    Unfortunately, capital crimes take a long time to build a case for. Crime labs are booked beyond capacity, docket overloading, etc.

    I'm sure that if the charges are reduced, he will be credited for time served.

  • Meandmytwo Oct 15, 2007

    Three years and no trail or evidence. Let this young man go and enjoy his life.

  • yeahright2 Oct 15, 2007

    Agreed, three years without a trial is too way too long. This part of the legal system is flawed that a person can spend so long in jail without being convicted of a crime. This statement applies to any crime in general and not just this one specifically.

  • BUCKEYEnNC Oct 15, 2007

    Three years without a trial is unacceptable! If he took part, then he needs to get his just punishment via trial and punishment. Everyone needs closure. The longer this drags out, the more painful it is for the victim's family.

  • methinks Oct 15, 2007

    The other defendant that is out on bond and has been out for a while was charged for giving a false alibi for Johnson, not covering up the crime scene as Johnson has admitted doing. The police and DA feel there is enough evidence to charge Johnson with murder. Deans wasn't ever there. He only gave Johnson an alibi. Deans and Johnson did not commit the same crimes.
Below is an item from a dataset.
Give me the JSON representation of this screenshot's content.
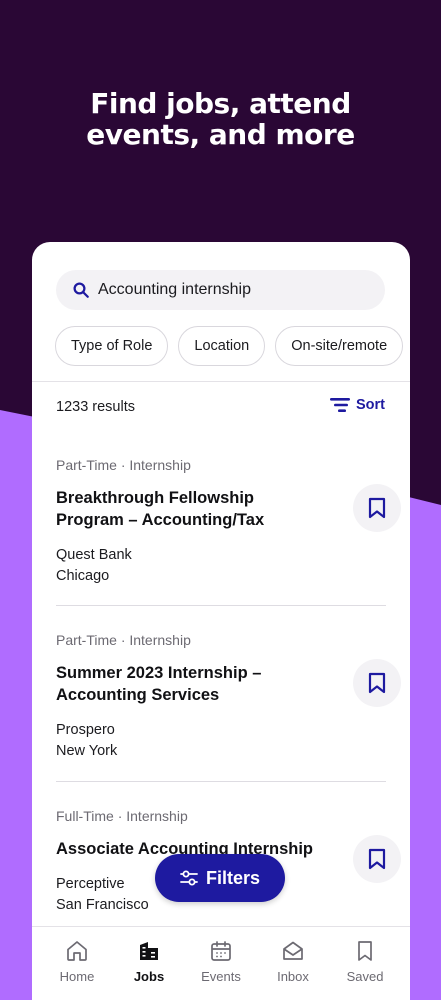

  • wp Oct 15, 2007

    If I'm not mistaken, he was in jail b/c he couldn't post bond. The bond was to high for his family to pay. The bond was high because it was thought he took part in actually raping and killing this girl. Now, his bond has been reduced & paid, because the boy already found guilty for the crime said that Johnson didn't rape or kill the girl. All he did was help clean the car. Johnson should have his day in court being charged as an accessory, especially since no DNA or other evidence was found at the crime scene linking Johnson to it. If he's found guilty as an accessory, let him serve time. He should have come forward as soon as he knew what his friend had done, not help him clean the car.

More...